“So, who’s the smartest person in the room?”
And just like that a noisy and vibrant conversation falls silent. Frustration and fear fill the empty spaces and the room starts to feel smaller. The dense emotion begins to suffocate us all until someone – some brave or naive or curious person slowly raises an unsure hand. I offer some affirmation and appreciation for the one who climbs onto the pedestal of unquestionable genius and ask a few questions to help start the real conversation:
- How do you know?
- When did you know?
- Why are you here?
Before long, my attention turns back to the larger group – everyone who watched as someone else claimed a position that could and maybe should have been theirs.
“So, how do you know you’re not the smartest person in the room?”
Then I follow up with some pointed and painful thoughts to get us all questioning each other and questioning our own assumptions – even questioning my effectiveness as a facilitator. It’s a healthy discussion that I hope pushes people to recognize the truth in the statement; “There is nothing enlightened about shrinking so that other people will not feel insecure around you”. When Marianne Williamson took up a pen to articulate how our deepest fear is not that we are inadequate she triggered a shift in how people would approach the world around them but also the narrative that would play in the hearts and minds of many.
Over the past year I’ve presented at conferences, workshops & summits on college campuses, in downtown offices, grade-schools and community centers in a few different cities. At a number of these events I kicked off conversations with a simple question: “Who’s the smartest person in the room?”

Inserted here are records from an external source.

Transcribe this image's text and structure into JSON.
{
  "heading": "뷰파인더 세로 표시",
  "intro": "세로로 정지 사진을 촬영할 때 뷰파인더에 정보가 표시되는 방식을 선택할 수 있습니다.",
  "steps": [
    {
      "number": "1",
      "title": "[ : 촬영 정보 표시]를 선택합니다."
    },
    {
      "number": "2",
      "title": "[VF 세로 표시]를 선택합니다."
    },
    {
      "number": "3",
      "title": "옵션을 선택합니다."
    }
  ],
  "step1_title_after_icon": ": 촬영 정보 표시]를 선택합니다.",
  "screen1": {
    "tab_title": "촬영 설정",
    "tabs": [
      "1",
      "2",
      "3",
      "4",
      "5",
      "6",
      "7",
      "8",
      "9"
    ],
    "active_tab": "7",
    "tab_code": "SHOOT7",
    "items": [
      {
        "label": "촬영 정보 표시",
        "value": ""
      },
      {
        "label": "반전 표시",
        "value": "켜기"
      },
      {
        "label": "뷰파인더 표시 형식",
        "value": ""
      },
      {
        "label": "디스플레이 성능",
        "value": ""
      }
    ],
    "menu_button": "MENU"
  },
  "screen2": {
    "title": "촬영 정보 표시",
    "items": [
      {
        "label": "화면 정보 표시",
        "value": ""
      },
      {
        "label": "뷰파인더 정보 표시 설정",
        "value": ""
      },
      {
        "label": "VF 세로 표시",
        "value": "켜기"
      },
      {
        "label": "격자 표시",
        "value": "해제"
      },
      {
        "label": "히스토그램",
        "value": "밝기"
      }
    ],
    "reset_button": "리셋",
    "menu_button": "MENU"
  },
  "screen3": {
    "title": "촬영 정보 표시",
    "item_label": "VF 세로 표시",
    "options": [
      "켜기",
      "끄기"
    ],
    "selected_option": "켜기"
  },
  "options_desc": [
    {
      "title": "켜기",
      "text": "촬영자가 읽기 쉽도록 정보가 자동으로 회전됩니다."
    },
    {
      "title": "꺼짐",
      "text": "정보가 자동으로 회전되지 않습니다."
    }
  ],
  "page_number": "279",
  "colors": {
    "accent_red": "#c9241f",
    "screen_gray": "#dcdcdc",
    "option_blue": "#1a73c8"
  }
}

To this question I got a variety of reactions from the audience but here’s what I found most interesting: The silence; the searching; the immediate sureness that so many had in their own belief that they were not the smartest person sitting there.
But once, on a bright and warm day, I took advantage of the opportunity to speak to a local class of elementary students. When I asked my favorite question this time I was amazed and excited to see about half the group immediately throw hands high into the air and stand up in their certainty to explain how they knew that they were the smartest not just in the room but anywhere. The experience of that day left me with more questions:
- Who taught us otherwise and why should we believe them?
- Who defined “smart” and told you that you didn’t fit the description?
I challenge you to question yourself and question your perceptions. When you’re done asking questions decide that you have value to contribute to the space that you occupy. Decide that your hand should be raised when called upon because you are the smartest person in the room.
Continue the learning, join a community of emerging leaders in the nonprofit & philanthropic sectors seeking to energize their careers and build connections.